**What you have to do**
Nothing in the entries may be altered; copy them all exactly.

**Records to use**
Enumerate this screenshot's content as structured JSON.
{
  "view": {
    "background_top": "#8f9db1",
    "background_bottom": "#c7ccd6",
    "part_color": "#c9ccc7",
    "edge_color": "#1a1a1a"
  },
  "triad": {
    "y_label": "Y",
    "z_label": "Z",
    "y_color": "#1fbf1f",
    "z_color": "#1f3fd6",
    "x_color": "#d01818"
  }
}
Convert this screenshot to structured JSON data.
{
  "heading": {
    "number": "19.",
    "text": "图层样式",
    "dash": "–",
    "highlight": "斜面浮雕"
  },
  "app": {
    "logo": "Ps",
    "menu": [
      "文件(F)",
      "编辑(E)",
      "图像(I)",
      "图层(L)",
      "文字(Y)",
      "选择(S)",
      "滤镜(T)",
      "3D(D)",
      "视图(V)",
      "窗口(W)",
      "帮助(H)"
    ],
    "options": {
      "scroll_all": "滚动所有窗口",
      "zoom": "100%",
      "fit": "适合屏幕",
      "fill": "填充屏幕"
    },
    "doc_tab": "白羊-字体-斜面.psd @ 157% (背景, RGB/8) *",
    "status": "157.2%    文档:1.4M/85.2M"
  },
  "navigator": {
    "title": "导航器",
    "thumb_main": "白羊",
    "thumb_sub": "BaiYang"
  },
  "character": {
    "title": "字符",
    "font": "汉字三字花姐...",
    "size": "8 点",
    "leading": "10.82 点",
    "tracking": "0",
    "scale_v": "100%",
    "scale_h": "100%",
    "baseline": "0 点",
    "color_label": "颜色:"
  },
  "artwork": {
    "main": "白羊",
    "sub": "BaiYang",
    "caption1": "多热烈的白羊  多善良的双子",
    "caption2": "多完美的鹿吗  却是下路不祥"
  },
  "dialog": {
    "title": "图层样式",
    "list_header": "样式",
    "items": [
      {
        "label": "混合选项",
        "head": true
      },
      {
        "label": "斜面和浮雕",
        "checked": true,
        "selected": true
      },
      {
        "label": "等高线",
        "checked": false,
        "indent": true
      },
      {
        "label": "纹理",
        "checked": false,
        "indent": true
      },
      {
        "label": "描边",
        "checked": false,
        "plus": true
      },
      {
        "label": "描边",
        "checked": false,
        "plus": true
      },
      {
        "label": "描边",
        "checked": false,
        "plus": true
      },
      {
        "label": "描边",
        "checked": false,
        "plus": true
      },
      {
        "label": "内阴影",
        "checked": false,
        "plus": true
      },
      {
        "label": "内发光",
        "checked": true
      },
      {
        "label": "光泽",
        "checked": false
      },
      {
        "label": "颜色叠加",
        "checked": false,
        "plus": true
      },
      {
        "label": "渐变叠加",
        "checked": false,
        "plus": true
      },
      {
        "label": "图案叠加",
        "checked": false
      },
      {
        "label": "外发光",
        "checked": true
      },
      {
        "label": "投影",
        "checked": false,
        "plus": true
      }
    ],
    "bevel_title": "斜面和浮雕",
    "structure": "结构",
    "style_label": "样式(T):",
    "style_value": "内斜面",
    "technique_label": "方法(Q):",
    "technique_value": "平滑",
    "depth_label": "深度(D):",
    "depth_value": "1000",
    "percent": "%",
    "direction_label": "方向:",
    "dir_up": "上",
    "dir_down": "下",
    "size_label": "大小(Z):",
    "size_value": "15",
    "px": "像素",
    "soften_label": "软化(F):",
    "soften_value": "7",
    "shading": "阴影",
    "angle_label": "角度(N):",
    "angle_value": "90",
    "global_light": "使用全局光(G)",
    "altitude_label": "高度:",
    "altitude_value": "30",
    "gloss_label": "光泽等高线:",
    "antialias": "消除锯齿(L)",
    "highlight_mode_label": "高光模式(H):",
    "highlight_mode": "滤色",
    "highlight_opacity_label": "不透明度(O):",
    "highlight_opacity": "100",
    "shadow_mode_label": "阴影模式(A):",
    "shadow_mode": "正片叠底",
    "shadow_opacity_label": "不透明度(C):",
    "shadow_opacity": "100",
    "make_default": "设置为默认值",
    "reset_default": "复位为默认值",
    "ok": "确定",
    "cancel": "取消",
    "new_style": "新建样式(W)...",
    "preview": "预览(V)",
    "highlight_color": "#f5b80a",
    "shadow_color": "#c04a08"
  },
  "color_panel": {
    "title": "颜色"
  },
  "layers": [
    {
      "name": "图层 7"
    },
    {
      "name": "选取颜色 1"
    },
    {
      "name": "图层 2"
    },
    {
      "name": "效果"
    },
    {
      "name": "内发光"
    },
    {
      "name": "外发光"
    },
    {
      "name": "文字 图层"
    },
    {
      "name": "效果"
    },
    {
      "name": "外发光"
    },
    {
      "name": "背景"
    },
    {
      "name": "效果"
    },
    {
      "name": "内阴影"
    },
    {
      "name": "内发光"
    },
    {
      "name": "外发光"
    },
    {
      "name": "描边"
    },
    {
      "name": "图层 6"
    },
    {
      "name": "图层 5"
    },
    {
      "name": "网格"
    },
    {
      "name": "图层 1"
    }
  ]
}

**Written response**
Enumerate this screenshot's content as structured JSON.
{
  "view": {
    "background_top": "#8f9db1",
    "background_bottom": "#c7ccd6",
    "part_color": "#c9ccc7",
    "edge_color": "#1a1a1a"
  },
  "triad": {
    "y_label": "Y",
    "z_label": "Z",
    "y_color": "#1fbf1f",
    "z_color": "#1f3fd6",
    "x_color": "#d01818"
  }
}
Convert this screenshot to structured JSON data.
{
  "heading": {
    "number": "19.",
    "text": "图层样式",
    "dash": "–",
    "highlight": "斜面浮雕"
  },
  "app": {
    "logo": "Ps",
    "menu": [
      "文件(F)",
      "编辑(E)",
      "图像(I)",
      "图层(L)",
      "文字(Y)",
      "选择(S)",
      "滤镜(T)",
      "3D(D)",
      "视图(V)",
      "窗口(W)",
      "帮助(H)"
    ],
    "options": {
      "scroll_all": "滚动所有窗口",
      "zoom": "100%",
      "fit": "适合屏幕",
      "fill": "填充屏幕"
    },
    "doc_tab": "白羊-字体-斜面.psd @ 157% (背景, RGB/8) *",
    "status": "157.2%    文档:1.4M/85.2M"
  },
  "navigator": {
    "title": "导航器",
    "thumb_main": "白羊",
    "thumb_sub": "BaiYang"
  },
  "character": {
    "title": "字符",
    "font": "汉字三字花姐...",
    "size": "8 点",
    "leading": "10.82 点",
    "tracking": "0",
    "scale_v": "100%",
    "scale_h": "100%",
    "baseline": "0 点",
    "color_label": "颜色:"
  },
  "artwork": {
    "main": "白羊",
    "sub": "BaiYang",
    "caption1": "多热烈的白羊  多善良的双子",
    "caption2": "多完美的鹿吗  却是下路不祥"
  },
  "dialog": {
    "title": "图层样式",
    "list_header": "样式",
    "items": [
      {
        "label": "混合选项",
        "head": true
      },
      {
        "label": "斜面和浮雕",
        "checked": true,
        "selected": true
      },
      {
        "label": "等高线",
        "checked": false,
        "indent": true
      },
      {
        "label": "纹理",
        "checked": false,
        "indent": true
      },
      {
        "label": "描边",
        "checked": false,
        "plus": true
      },
      {
        "label": "描边",
        "checked": false,
        "plus": true
      },
      {
        "label": "描边",
        "checked": false,
        "plus": true
      },
      {
        "label": "描边",
        "checked": false,
        "plus": true
      },
      {
        "label": "内阴影",
        "checked": false,
        "plus": true
      },
      {
        "label": "内发光",
        "checked": true
      },
      {
        "label": "光泽",
        "checked": false
      },
      {
        "label": "颜色叠加",
        "checked": false,
        "plus": true
      },
      {
        "label": "渐变叠加",
        "checked": false,
        "plus": true
      },
      {
        "label": "图案叠加",
        "checked": false
      },
      {
        "label": "外发光",
        "checked": true
      },
      {
        "label": "投影",
        "checked": false,
        "plus": true
      }
    ],
    "bevel_title": "斜面和浮雕",
    "structure": "结构",
    "style_label": "样式(T):",
    "style_value": "内斜面",
    "technique_label": "方法(Q):",
    "technique_value": "平滑",
    "depth_label": "深度(D):",
    "depth_value": "1000",
    "percent": "%",
    "direction_label": "方向:",
    "dir_up": "上",
    "dir_down": "下",
    "size_label": "大小(Z):",
    "size_value": "15",
    "px": "像素",
    "soften_label": "软化(F):",
    "soften_value": "7",
    "shading": "阴影",
    "angle_label": "角度(N):",
    "angle_value": "90",
    "global_light": "使用全局光(G)",
    "altitude_label": "高度:",
    "altitude_value": "30",
    "gloss_label": "光泽等高线:",
    "antialias": "消除锯齿(L)",
    "highlight_mode_label": "高光模式(H):",
    "highlight_mode": "滤色",
    "highlight_opacity_label": "不透明度(O):",
    "highlight_opacity": "100",
    "shadow_mode_label": "阴影模式(A):",
    "shadow_mode": "正片叠底",
    "shadow_opacity_label": "不透明度(C):",
    "shadow_opacity": "100",
    "make_default": "设置为默认值",
    "reset_default": "复位为默认值",
    "ok": "确定",
    "cancel": "取消",
    "new_style": "新建样式(W)...",
    "preview": "预览(V)",
    "highlight_color": "#f5b80a",
    "shadow_color": "#c04a08"
  },
  "color_panel": {
    "title": "颜色"
  },
  "layers": [
    {
      "name": "图层 7"
    },
    {
      "name": "选取颜色 1"
    },
    {
      "name": "图层 2"
    },
    {
      "name": "效果"
    },
    {
      "name": "内发光"
    },
    {
      "name": "外发光"
    },
    {
      "name": "文字 图层"
    },
    {
      "name": "效果"
    },
    {
      "name": "外发光"
    },
    {
      "name": "背景"
    },
    {
      "name": "效果"
    },
    {
      "name": "内阴影"
    },
    {
      "name": "内发光"
    },
    {
      "name": "外发光"
    },
    {
      "name": "描边"
    },
    {
      "name": "图层 6"
    },
    {
      "name": "图层 5"
    },
    {
      "name": "网格"
    },
    {
      "name": "图层 1"
    }
  ]
}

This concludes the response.